After seeing the sights in Europe and Asia, Master of Engineering (Biomedical) student Naomi Sutanto was uneasy about returning home and falling back into the same routine. However, determined to make the most of her final year, Naomi soon found opportunities around the campus to keep her busy:
I am one who believes that education is never wasted. Even if what we end up doing has nothing to do with our university course, provided we can apply the skills we learn, education is not a waste.
Studying in the Master of Engineering has taught me how to step up into leadership roles, how to work in a team with people of varying backgrounds and skills, and brought to light my strengths and weaknesses.
As unexpected as it is, my most memorable experiences and lessons so far at the University of Melbourne were not always grounded in academia. Here are just a few suggestions on how to make the most of uni life based on my personal experiences:
1. Serve others. Give back to the community. Find unique opportunities.
Being a support worker, albeit briefly, really opened my eyes to how challenging it is for students with disabilities to study. Yet it was also inspiring to see them determined to not let that affect their dreams. It inspired me to pick a final year project to do with wheelchair cushions.
Running engineering workshops in high schools was something that I count as one of my most valuable university experiences. Being able to relate to the students and interact with them to inspire them to try something new was… I cannot even describe the feeling. It was highly tiring yet also deeply rewarding. More on this in my next post!
2. Have a spirit of adventure. Try something new. Explore.Among other things, I am currently searching for the best views on campus. I am also highly involved in our biomedical engineering club and volunteer Skype tutoring (shout out to my lovely student Liesel). There are at least three free museums and exhibition spaces on campus.
Breadth subjects are a great opportunity to add variety into studies. I took and loved ancient history subjects in my undergraduate years and studied management subjects during my graduate exchange. As for psychology – their essays are not my forte, but at least I tried it!
3. Be excited about challenges. The journey will not be easy. Be brave and take on the challenge!

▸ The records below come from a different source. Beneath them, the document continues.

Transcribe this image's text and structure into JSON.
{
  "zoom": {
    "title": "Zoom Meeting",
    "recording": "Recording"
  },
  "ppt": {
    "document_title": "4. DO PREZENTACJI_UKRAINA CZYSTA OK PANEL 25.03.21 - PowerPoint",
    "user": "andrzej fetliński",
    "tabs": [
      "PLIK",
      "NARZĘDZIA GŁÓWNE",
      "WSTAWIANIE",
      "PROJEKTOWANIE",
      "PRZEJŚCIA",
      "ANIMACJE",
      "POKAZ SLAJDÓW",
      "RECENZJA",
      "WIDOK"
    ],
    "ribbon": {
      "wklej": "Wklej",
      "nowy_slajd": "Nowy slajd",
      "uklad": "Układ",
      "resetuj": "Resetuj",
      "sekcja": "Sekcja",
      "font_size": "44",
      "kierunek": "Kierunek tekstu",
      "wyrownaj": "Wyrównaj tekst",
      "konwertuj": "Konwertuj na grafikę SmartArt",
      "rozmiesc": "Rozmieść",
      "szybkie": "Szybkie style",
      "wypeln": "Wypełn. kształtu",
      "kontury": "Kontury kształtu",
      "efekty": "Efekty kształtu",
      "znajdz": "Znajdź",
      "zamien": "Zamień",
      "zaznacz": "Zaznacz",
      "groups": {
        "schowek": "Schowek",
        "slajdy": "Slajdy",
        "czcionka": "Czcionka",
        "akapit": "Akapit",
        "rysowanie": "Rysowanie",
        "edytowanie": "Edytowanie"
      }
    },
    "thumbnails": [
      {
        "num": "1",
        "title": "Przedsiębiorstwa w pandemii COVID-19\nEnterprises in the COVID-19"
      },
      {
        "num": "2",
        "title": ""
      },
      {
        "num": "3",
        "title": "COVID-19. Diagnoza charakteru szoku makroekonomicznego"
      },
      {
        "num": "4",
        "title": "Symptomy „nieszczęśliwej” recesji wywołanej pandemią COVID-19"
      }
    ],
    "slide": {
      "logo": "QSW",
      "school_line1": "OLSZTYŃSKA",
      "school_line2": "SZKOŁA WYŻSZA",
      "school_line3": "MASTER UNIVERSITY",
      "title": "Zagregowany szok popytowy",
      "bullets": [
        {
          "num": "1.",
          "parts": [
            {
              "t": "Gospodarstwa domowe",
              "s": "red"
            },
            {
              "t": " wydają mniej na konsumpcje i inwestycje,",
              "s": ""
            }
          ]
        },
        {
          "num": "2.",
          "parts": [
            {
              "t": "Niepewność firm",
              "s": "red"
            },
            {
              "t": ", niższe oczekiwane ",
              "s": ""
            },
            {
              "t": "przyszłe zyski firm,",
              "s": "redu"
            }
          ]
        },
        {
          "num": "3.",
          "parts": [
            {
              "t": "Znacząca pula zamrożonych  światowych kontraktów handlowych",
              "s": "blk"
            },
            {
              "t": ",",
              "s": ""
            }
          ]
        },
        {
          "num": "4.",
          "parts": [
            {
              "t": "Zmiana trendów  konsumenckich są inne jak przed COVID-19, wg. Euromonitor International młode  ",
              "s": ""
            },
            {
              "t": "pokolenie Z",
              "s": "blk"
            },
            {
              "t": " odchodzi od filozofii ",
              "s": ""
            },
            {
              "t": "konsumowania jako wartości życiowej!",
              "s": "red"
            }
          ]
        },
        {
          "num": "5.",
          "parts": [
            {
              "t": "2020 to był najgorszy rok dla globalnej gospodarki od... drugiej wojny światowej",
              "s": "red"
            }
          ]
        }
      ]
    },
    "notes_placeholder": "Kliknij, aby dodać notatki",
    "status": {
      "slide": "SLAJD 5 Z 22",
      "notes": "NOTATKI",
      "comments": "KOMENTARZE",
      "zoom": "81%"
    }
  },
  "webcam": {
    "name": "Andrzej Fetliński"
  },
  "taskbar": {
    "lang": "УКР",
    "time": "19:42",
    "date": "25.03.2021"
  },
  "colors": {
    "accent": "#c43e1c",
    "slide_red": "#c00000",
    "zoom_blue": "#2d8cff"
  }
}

Balancing all of my commitments in this final year is not easy at all. Even during my undergraduate years, when I was not as involved in the campus community, it was not easy. But despite this, I still took subjects that interested me, rather than the ones that were easy. Challenges keep me from getting bored.